And then it’s over. The fish is in the boat, and all is forgiven. More than forgiven, since it looks like they’re on their way to a championship—a trophy. It’s Boals’ first catch of the day, and given the circumstances—against a rival, in horrific conditions, with just an hour left (a millisecond in fishing time)—it’s already being favorably compared to Austin Rivers’ buzzer-beater in Chapel Hill.
Now we all go out on the lake—Schoepfer driving, Boals half-heartedly casting—and besides nearly falling in as I board, I have a great time. Part of this is due to the duo’s fisherman colloquialisms—I learn that being on the water is “like driving but the road’s moving”—but there’s more to it.
Because nothing about this situation is appealing—it’s cold, Jim Nantz isn’t announcing this on CBS, these guys aren’t getting any notoriety from today and, again, 7 in the morning! The only real reasons they’re out here are passion and pride. No coach is forcing them to show up for this event (Duke’s team has a student president, Krishan Sivaraj, but no official advisor.). They’re here strictly of their own volition.
When I’m in the boat, though, I kind of get why. Boals doesn’t catch anything in this brief period, but a few times it looks like there’s something brewing, and my ears prick up—I’m a watchdog, hyper-vigilant, doing my best deckhand impression. Fishing’s a tease, certainly, but you find and appreciate the little things—the current, the schwick of the cast, the bait’s subtle plop into the water. The conversation rises and dies and starts anew, the most volatile moments being when someone throws out a “basshole.” Overall, it’s very rhythmic—very Zen. You suddenly feel like reading Walden.
We head back to the dock for the most drama-filled moments of the day—the weigh-in. Word comes down that one UNC boat caught five legal (over 14-inch) fish. Boals and Schoepfer fret, bluster, hem and haw.
UNC weighs first.

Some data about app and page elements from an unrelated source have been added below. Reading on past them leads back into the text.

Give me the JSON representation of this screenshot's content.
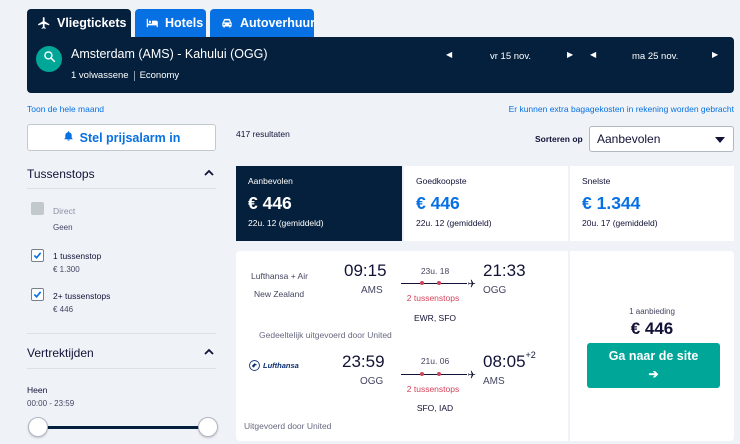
{
  "tabs": [
    {
      "label": "Vliegtickets",
      "icon": "plane-icon",
      "active": true
    },
    {
      "label": "Hotels",
      "icon": "hotel-bed-icon",
      "active": false
    },
    {
      "label": "Autoverhuur",
      "icon": "car-icon",
      "active": false
    }
  ],
  "search": {
    "route": "Amsterdam (AMS) - Kahului (OGG)",
    "passengers": "1 volwassene",
    "cabin": "Economy",
    "depart_date": "vr 15 nov.",
    "return_date": "ma 25 nov."
  },
  "links": {
    "full_month": "Toon de hele maand",
    "baggage_notice": "Er kunnen extra bagagekosten in rekening worden gebracht"
  },
  "sidebar": {
    "alarm_button": "Stel prijsalarm in",
    "stops_title": "Tussenstops",
    "stops": [
      {
        "label": "Direct",
        "price": "Geen",
        "checked": false,
        "disabled": true
      },
      {
        "label": "1 tussenstop",
        "price": "€ 1.300",
        "checked": true,
        "disabled": false
      },
      {
        "label": "2+ tussenstops",
        "price": "€ 446",
        "checked": true,
        "disabled": false
      }
    ],
    "times_title": "Vertrektijden",
    "outbound_label": "Heen",
    "outbound_range": "00:00 - 23:59"
  },
  "results": {
    "count": "417 resultaten",
    "sort_label": "Sorteren op",
    "sort_value": "Aanbevolen"
  },
  "sort_cards": [
    {
      "label": "Aanbevolen",
      "price": "€ 446",
      "duration": "22u. 12 (gemiddeld)",
      "active": true
    },
    {
      "label": "Goedkoopste",
      "price": "€ 446",
      "duration": "22u. 12 (gemiddeld)",
      "active": false
    },
    {
      "label": "Snelste",
      "price": "€ 1.344",
      "duration": "20u. 17 (gemiddeld)",
      "active": false
    }
  ],
  "result": {
    "outbound": {
      "airline": "Lufthansa + Air New Zealand",
      "airline_line1": "Lufthansa + Air",
      "airline_line2": "New Zealand",
      "depart_time": "09:15",
      "depart_airport": "AMS",
      "duration": "23u. 18",
      "stops": "2 tussenstops",
      "via": "EWR, SFO",
      "arrive_time": "21:33",
      "arrive_airport": "OGG",
      "operated": "Gedeeltelijk uitgevoerd door United"
    },
    "inbound": {
      "airline_logo_text": "Lufthansa",
      "depart_time": "23:59",
      "depart_airport": "OGG",
      "duration": "21u. 06",
      "stops": "2 tussenstops",
      "via": "SFO, IAD",
      "arrive_time": "08:05",
      "arrive_day_offset": "+2",
      "arrive_airport": "AMS",
      "operated": "Uitgevoerd door United"
    },
    "offer_count": "1 aanbieding",
    "price": "€ 446",
    "cta": "Ga naar de site",
    "cta_arrow": "➔"
  },
  "colors": {
    "navy": "#05203c",
    "blue": "#0770e3",
    "teal": "#00a698",
    "stops_red": "#d1435b",
    "background": "#eff3f8"
  }
}
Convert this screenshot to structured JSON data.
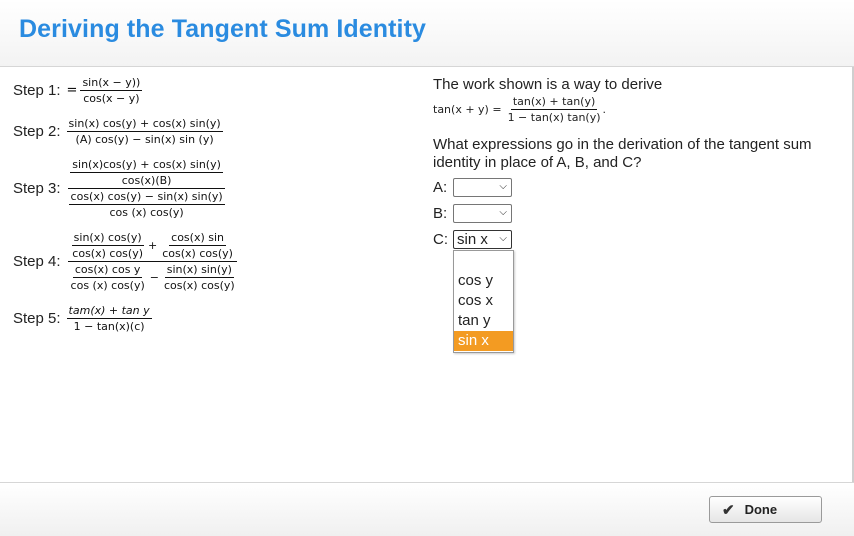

The Tar Heels have a real hog to start things off—7.5 lbs, the biggest catch of the day. All-in-all, they’re boasting 13.90 pounds, and the match will come down to the wire.
No one wants to weigh the other boats—it’s all about Schoepfer and Boals’ haul now. They toss in their big catch—just 6.15. Then the second. Then the third.
Oh, man. Boals looks at the scale and lets this out, ambiguously.
14.45. Duke wins. By eight ounces.
UNC understandably asks for a recount, but the numbers are right—the Blue Devils take the second consecutive competition, and, more importantly, the trophy comes to a deserving home in Durham.
It’s potentially the start of something big for Duke. The team’s looking to expand, Sivaraj said, welcoming fishermen of all levels and abilities. It now has a trophy to protect—a legacy to maintain.
Why should you care? Because we’re all bass fishermen at heart—we all have these hobbies, these things we do for ourselves just because, whether we’re being watched two people or 200 or 200,000. University Lake is the driving range, the hoop nailed to the side of the garage, the isolated study with the wood stove where we read just for fun. These places aren’t revolutionary. But they’re ours. They’re just for us. That means something.
Why else should you care? Well, look at it this way, at least this team can win championships in March.